I don't know if there's a lot of basis in reality, but French period pieces are chockobox full of freaky sexual relations. The Queen Mother Catherine (Virna Lisi) seems to have the hots for Anjou (Pascal Greggory), and Margot has apparently lost her virginity to one of her other brothers; but Margot prefers the company of this other guy from the court who she's trying to bang when her new husband walks in (because he's decided he won't be banging this other baroness on his wedding night). But then Margot kicks him out and goes walking the streets with her friend (in masks) to look for somebody else to bang--and finds Vincent Perez.

Vincent's character, by the way, already thinks that Margot is a filthy Catholic whore and has no idea that it's her he's having fun with. Sexy; but, of course, it doesn't end well. Incest, royal insanity, religious warring that would do the modern Middle East proud, and pretty impressive costumes and sets to watch throughout the whole business. Oh, yeah. And when they say Massacre, they mean it. They killed all the Protestant wedding guests. ALL of them. Except for Vincent's character. Message? Royals are crazy. Also, isn't it good that Christians have gotten over self-hatred in their unifying hatred of ... oh, everybody else? ****

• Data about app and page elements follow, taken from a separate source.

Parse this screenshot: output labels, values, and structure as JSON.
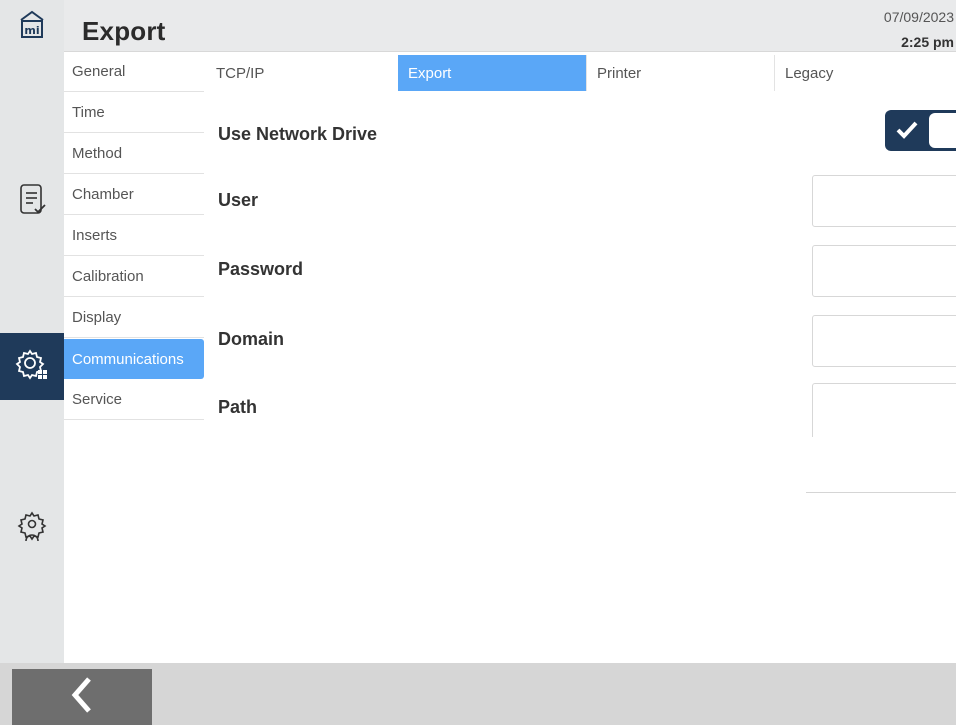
{
  "header": {
    "title": "Export",
    "date": "07/09/2023",
    "time": "2:25 pm"
  },
  "rail": {
    "home_icon": "home-mi-icon",
    "items": [
      "methods-checklist-icon",
      "settings-gears-icon",
      "user-gear-icon"
    ],
    "active": "settings-gears-icon",
    "active_color": "#1f3a5a"
  },
  "sidebar": {
    "items": [
      {
        "label": "General"
      },
      {
        "label": "Time"
      },
      {
        "label": "Method"
      },
      {
        "label": "Chamber"
      },
      {
        "label": "Inserts"
      },
      {
        "label": "Calibration"
      },
      {
        "label": "Display"
      },
      {
        "label": "Communications"
      },
      {
        "label": "Service"
      }
    ],
    "active_index": 7,
    "accent": "#5aa7f7"
  },
  "tabs": {
    "items": [
      {
        "label": "TCP/IP"
      },
      {
        "label": "Export"
      },
      {
        "label": "Printer"
      },
      {
        "label": "Legacy"
      }
    ],
    "active_index": 1
  },
  "form": {
    "use_network_drive": {
      "label": "Use Network Drive",
      "checked": true
    },
    "user": {
      "label": "User",
      "value": ""
    },
    "password": {
      "label": "Password",
      "value": ""
    },
    "domain": {
      "label": "Domain",
      "value": ""
    },
    "path": {
      "label": "Path",
      "value": ""
    }
  },
  "footer": {
    "back_icon": "chevron-left-icon"
  }
}
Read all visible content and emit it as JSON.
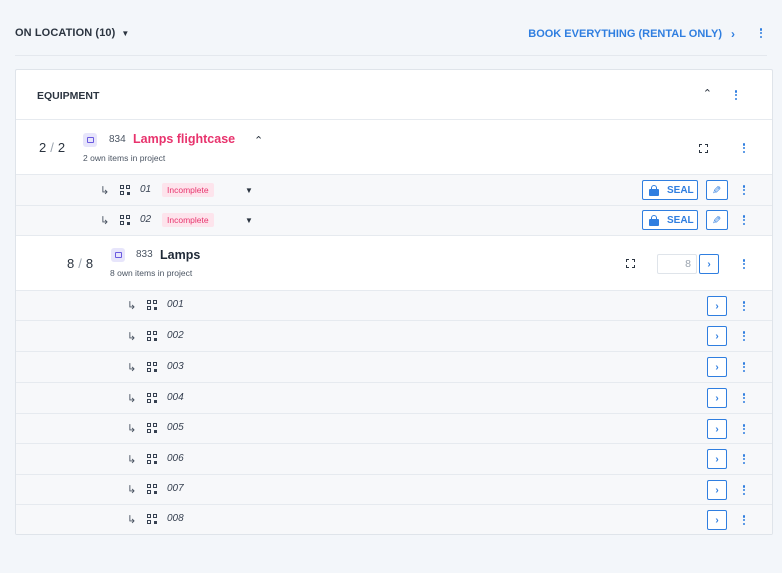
{
  "header": {
    "title": "ON LOCATION (10)",
    "book_label": "BOOK EVERYTHING (RENTAL ONLY)"
  },
  "equipment": {
    "label": "EQUIPMENT"
  },
  "flightcase": {
    "count_current": "2",
    "count_total": "2",
    "code": "834",
    "name": "Lamps flightcase",
    "subtitle": "2 own items in project",
    "subitems": [
      {
        "code": "01",
        "status": "Incomplete",
        "seal_label": "SEAL"
      },
      {
        "code": "02",
        "status": "Incomplete",
        "seal_label": "SEAL"
      }
    ]
  },
  "lamps": {
    "count_current": "8",
    "count_total": "8",
    "code": "833",
    "name": "Lamps",
    "subtitle": "8 own items in project",
    "quantity_value": "8",
    "subitems": [
      {
        "code": "001"
      },
      {
        "code": "002"
      },
      {
        "code": "003"
      },
      {
        "code": "004"
      },
      {
        "code": "005"
      },
      {
        "code": "006"
      },
      {
        "code": "007"
      },
      {
        "code": "008"
      }
    ]
  },
  "colors": {
    "accent": "#2f7ee0",
    "pink": "#e8336d",
    "badge_bg": "#fde4ec",
    "icon_bg": "#e7e5fb",
    "icon_fg": "#6a5ae0"
  },
  "icons": {
    "caret": "caret-down-icon",
    "chevron_right": "chevron-right-icon",
    "kebab": "kebab-icon",
    "arrow": "subitem-arrow-icon",
    "qr": "qr-code-icon",
    "lock": "lock-icon",
    "pencil": "pencil-icon",
    "frame": "fullscreen-icon"
  }
}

Swept from the Sea - Shunned by her seaside farming community, servant girl Amy Foster (Rachel Weisz) reciprocates with silence and is thus branded a halfwit. She finds a kindred spirit, though, when shipwrecked Ukrainian Yanko Gooral (Vincent Perez) ambles onto her master's farm. While the rest of the townsfolk spurn the disheveled stranger, Amy gently cares for him, giving rise to romance, marriage and a child ... but tragedy lies just around the corner.

Yes, Vincent Perez again--and he's not speaking a lot of English in this one either. For the whole movie, I'm wondering, Why is everyone so bitchy with Amy? She's not an halfwit, and one can't help but feel that other people would figure that out if they'd just give her the time of day. And then the BIG SECRET is let loose towards the end, and it's kind of an oh moment, but in a very old-fashioned and 19th-century reasoning way. I kind of felt like the end was plodding--courtship, struggle, courtship--Married! Baby! Aggh! There's lots of selectiveness about the portrayal of life and how much time the film should devote to certain aspects. I just feel like Amy and Yanko are never happy (because we don't get to see them being very happy for very long--though clearly they must've had at least nine months of happiness that we don't get to witness at all). Message? Talk to people, or they'll just think you're a dunce. Then again, there's also that other saying--it's better to keep your mouth shut and be thought an idiot than to open your mouth and prove it. ***

I got the Q Collective in the mail yesterday. He (Q) is so right on so many levels. The only reason Jean-Luc can prove him wrong on these occasions is the deus ex machina--the Enterprise crew has to prove him wrong, or there's no story after that. Real mankind? Real mankind sucks balls.

No comments: